Most chargers are not limited in how many Birds they can charge.
Some charge 50 or more in a single night.
That kind of output requires a well-designed strategy and a lot of energy, though.
Chargers with that kind of productivity usually live near several nests.
Other Chargers that make a lot of money are those willing to climb fences and cross ditches to capture Birds that net higher payouts.
At the end of a night of charging (usually really early in the morning), chargers return Birds to nearby nests.
Once the Bird is safely released and scanned, the charger gets paid.
If you’re interested in joining the charger program, the sign-up process is simple.
Tip: Double your earnings by working as a Lime scooter charger!
1. What scooter models does Bird use?
Bird uses Ninebot Segway ES2s or ES4s and the Xiaomi MI series M365.
They are currently working on building a more rugged scooter that can stand up to extensive use.
New scooters will also have features that allow cities to have more control over speed and parking.
The system will cap the scooter’s speed at 15 mph in some areas and as little as 8 mph in pedestrian-heavy areas like beaches.
2. How much does Bird cost?
The cost per ride is $1.00 + $0.15 per minute.
The one dollar charge is to unlock the Bird.
Most Birds are used to complete a commute and the average rider travels less than 10 minutes.
A ten-minute ride would cost around $2.50.
3. How do you pay for a Bird ride?
Your credit card information is securely stored in the Bird app.
When your ride is over, you tap a button on the app to indicate that you’re done.
4. Is there a limit to how long a scooter can be rented?
You can only rent a Bird scooter for 24 hours.
It would cost you $217, so don’t forget to tap the button when your ride is over!

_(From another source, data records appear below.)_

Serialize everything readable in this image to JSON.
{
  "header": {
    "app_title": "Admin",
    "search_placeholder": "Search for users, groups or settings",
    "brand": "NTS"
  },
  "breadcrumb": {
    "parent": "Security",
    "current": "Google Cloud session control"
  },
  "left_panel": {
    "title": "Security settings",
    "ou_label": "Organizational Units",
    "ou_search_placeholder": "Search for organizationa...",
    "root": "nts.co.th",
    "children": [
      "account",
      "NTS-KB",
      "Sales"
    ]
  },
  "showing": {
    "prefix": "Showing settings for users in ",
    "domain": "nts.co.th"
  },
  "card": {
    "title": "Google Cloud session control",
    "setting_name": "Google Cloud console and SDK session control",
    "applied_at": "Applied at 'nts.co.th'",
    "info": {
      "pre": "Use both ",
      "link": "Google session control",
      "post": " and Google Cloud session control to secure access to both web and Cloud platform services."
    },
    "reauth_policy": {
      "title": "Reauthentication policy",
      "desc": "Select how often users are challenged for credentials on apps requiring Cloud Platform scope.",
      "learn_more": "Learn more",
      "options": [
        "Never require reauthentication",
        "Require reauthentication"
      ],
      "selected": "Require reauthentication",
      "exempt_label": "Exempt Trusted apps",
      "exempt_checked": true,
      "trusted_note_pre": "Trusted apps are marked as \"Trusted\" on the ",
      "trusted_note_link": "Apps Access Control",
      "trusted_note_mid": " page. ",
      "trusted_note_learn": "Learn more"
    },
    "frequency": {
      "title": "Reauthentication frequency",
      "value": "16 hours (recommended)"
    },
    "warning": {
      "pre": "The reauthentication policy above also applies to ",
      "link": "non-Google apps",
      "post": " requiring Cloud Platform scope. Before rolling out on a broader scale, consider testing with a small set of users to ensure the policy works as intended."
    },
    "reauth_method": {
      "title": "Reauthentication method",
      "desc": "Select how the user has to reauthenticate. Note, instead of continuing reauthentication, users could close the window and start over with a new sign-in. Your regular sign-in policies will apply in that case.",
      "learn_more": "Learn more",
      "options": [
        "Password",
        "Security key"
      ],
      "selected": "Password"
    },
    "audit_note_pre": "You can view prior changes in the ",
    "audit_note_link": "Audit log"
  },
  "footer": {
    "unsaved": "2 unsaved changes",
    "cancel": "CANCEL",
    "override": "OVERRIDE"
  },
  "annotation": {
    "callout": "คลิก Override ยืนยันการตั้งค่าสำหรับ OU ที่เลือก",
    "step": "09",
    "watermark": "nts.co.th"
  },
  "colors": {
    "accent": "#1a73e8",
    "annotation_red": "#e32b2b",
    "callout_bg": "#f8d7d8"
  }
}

Some riders, and even chargers, try to horde scooters for future use.
Just remember that Bird knows who the last rider to use the scooter was and that this is against the terms of service.
5. Do the scooters need to be charged?
Riders do not have to worry about charging scooters.
Scooters under a certain charge level will not show up on the map in the rider’s version of the app.
Low battery scooters will be collected by Bird Chargers and be recharged before being released back onto the street.
To say that electric scooter ridesharing is growing rapidly would be an understatement.
From startup to $2 billion in investments and deployment in over 100 cities worldwide in under one year is a massive cultural shift.
Bird provides a safe, easy, affordable, and eco-friendly ride option that reduces the stress of the commute.
Expect to see Birds in many more locations.